People often come to mediation unprepared.
It wastes time and money.
Here are some things to consider BEFORE you show up at mediation:
1. What are the possible strengths of your case?
2. What are the possible weaknesses of your case?
Yes, all cases have strengths AND weaknesses.
Even the thinnest pancake has 2 sides.
No case is EVER a "slam-dunk".
There are always two sides to the story.
3. What has the judge done in the past in cases similar to yours?
Each case is unique -- but knowing how the judge has ruled in the past can be very helpful.
4. If you have a jury trial scheduled, how have juries in your county ruled in the past?
Remember - in family cases - juries are allowed BUT they do not make all the decisions. The law in Texas still allows judges to have input in the final outcome of the case. Talk to your attorney about this and possible outcomes BEFORE showing up at mediation.
5. To settle the case NOW, what will you do to resolve the matter today?
6. What do you think the other side would say to question #5?
Crawl in the other party's head and try to assess their best and worst day in court.
7. What is your absoute worst deal that you would accept to settle this case NOW?
8. What do you think the other side would say to question #7?
9. What is the very best outcome you can expect if you go to trial?
10. What do you think the other side would say to question #8?
In family courts, judges tend not to give either party 100% of what they ask for. Most judges try to let both sides leave feeling that they "won" something.
For example, even in a really bad property division case, the judge rarely (if ever) gives 100-0 split.
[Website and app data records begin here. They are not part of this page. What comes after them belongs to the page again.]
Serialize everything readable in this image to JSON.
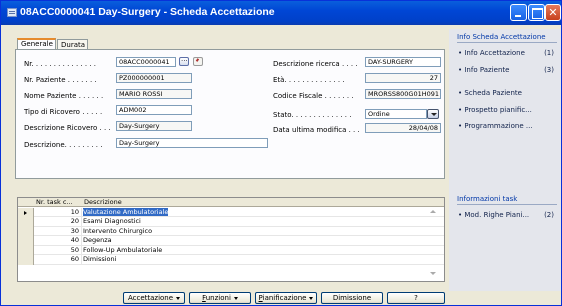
{
  "window": {
    "title": "08ACC0000041 Day-Surgery - Scheda Accettazione",
    "controls": {
      "minimize": "",
      "maximize": "",
      "close": "✕"
    }
  },
  "tabs": [
    {
      "label": "Generale",
      "active": true
    },
    {
      "label": "Durata",
      "active": false
    }
  ],
  "form": {
    "nr_label": "Nr. . . . . . . . . . . . . . .",
    "nr_value": "08ACC0000041",
    "nr_paziente_label": "Nr. Paziente . . . . . . .",
    "nr_paziente_value": "PZ000000001",
    "nome_paziente_label": "Nome Paziente . . . . . .",
    "nome_paziente_value": "MARIO ROSSI",
    "tipo_ricovero_label": "Tipo di Ricovero . . . . .",
    "tipo_ricovero_value": "ADM002",
    "descrizione_ricovero_label": "Descrizione Ricovero . . .",
    "descrizione_ricovero_value": "Day-Surgery",
    "descrizione_label": "Descrizione. . . . . . . . .",
    "descrizione_value": "Day-Surgery",
    "descrizione_ricerca_label": "Descrizione ricerca . . . .",
    "descrizione_ricerca_value": "DAY-SURGERY",
    "eta_label": "Età. . . . . . . . . . . . . .",
    "eta_value": "27",
    "codice_fiscale_label": "Codice Fiscale . . . . . . .",
    "codice_fiscale_value": "MRORSS800G01H091",
    "stato_label": "Stato. . . . . . . . . . . . . .",
    "stato_value": "Ordine",
    "data_modifica_label": "Data ultima modifica . . .",
    "data_modifica_value": "28/04/08"
  },
  "info_scheda": {
    "title": "Info Scheda Accettazione",
    "items": [
      {
        "label": "• Info Accettazione",
        "count": "(1)"
      },
      {
        "label": "• Info Paziente",
        "count": "(3)"
      },
      {
        "label": "• Scheda Paziente",
        "count": ""
      },
      {
        "label": "• Prospetto pianific...",
        "count": ""
      },
      {
        "label": "• Programmazione ...",
        "count": ""
      }
    ]
  },
  "info_task": {
    "title": "Informazioni task",
    "items": [
      {
        "label": "• Mod. Righe Piani...",
        "count": "(2)"
      }
    ]
  },
  "grid": {
    "headers": {
      "nr": "Nr. task c...",
      "desc": "Descrizione"
    },
    "rows": [
      {
        "nr": "10",
        "desc": "Valutazione Ambulatoriale",
        "selected": true
      },
      {
        "nr": "20",
        "desc": "Esami Diagnostici"
      },
      {
        "nr": "30",
        "desc": "Intervento Chirurgico"
      },
      {
        "nr": "40",
        "desc": "Degenza"
      },
      {
        "nr": "50",
        "desc": "Follow-Up Ambulatoriale"
      },
      {
        "nr": "60",
        "desc": "Dimissioni"
      }
    ]
  },
  "buttons": {
    "accettazione": "Accettazione",
    "funzioni_u": "F",
    "funzioni_rest": "unzioni",
    "pianificazione_u": "P",
    "pianificazione_rest": "ianificazione",
    "dimissione": "Dimissione",
    "help": "?"
  },
  "colors": {
    "titlebar": "#0046d5",
    "selection": "#316ac5",
    "tab_accent": "#e68b2c",
    "info_title": "#0037a8"
  }
}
Most like 50-50 or 45-55 or maybe (not very often) 60-40. After 25 years, I've seen a few 90-10 but that normally only occurs when there is little community property and the 10% party has a huge separate property estate.